Start of INPUT MATERIAL
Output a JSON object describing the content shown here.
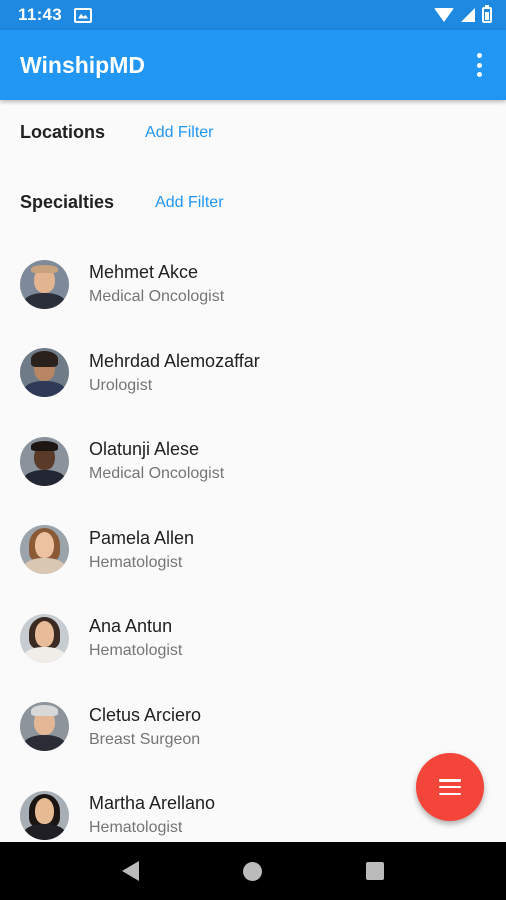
{
  "status_bar": {
    "time": "11:43"
  },
  "app_bar": {
    "title": "WinshipMD"
  },
  "filters": {
    "locations": {
      "label": "Locations",
      "action": "Add Filter"
    },
    "specialties": {
      "label": "Specialties",
      "action": "Add Filter"
    }
  },
  "doctors": [
    {
      "name": "Mehmet Akce",
      "specialty": "Medical Oncologist"
    },
    {
      "name": "Mehrdad Alemozaffar",
      "specialty": "Urologist"
    },
    {
      "name": "Olatunji Alese",
      "specialty": "Medical Oncologist"
    },
    {
      "name": "Pamela Allen",
      "specialty": "Hematologist"
    },
    {
      "name": "Ana Antun",
      "specialty": "Hematologist"
    },
    {
      "name": "Cletus Arciero",
      "specialty": "Breast Surgeon"
    },
    {
      "name": "Martha Arellano",
      "specialty": "Hematologist"
    }
  ],
  "colors": {
    "status_bar": "#1f88e1",
    "app_bar": "#2196f3",
    "link": "#2196f3",
    "fab": "#f4453b"
  },
  "icons": {
    "overflow": "more-vert-icon",
    "fab": "menu-icon",
    "nav": [
      "back-icon",
      "home-icon",
      "recents-icon"
    ]
  }
}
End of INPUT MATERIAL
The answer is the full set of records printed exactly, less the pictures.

Output a JSON object describing the content shown here.
{
  "status_bar": {
    "time": "11:43"
  },
  "app_bar": {
    "title": "WinshipMD"
  },
  "filters": {
    "locations": {
      "label": "Locations",
      "action": "Add Filter"
    },
    "specialties": {
      "label": "Specialties",
      "action": "Add Filter"
    }
  },
  "doctors": [
    {
      "name": "Mehmet Akce",
      "specialty": "Medical Oncologist"
    },
    {
      "name": "Mehrdad Alemozaffar",
      "specialty": "Urologist"
    },
    {
      "name": "Olatunji Alese",
      "specialty": "Medical Oncologist"
    },
    {
      "name": "Pamela Allen",
      "specialty": "Hematologist"
    },
    {
      "name": "Ana Antun",
      "specialty": "Hematologist"
    },
    {
      "name": "Cletus Arciero",
      "specialty": "Breast Surgeon"
    },
    {
      "name": "Martha Arellano",
      "specialty": "Hematologist"
    }
  ],
  "colors": {
    "status_bar": "#1f88e1",
    "app_bar": "#2196f3",
    "link": "#2196f3",
    "fab": "#f4453b"
  },
  "icons": {
    "overflow": "more-vert-icon",
    "fab": "menu-icon",
    "nav": [
      "back-icon",
      "home-icon",
      "recents-icon"
    ]
  }
}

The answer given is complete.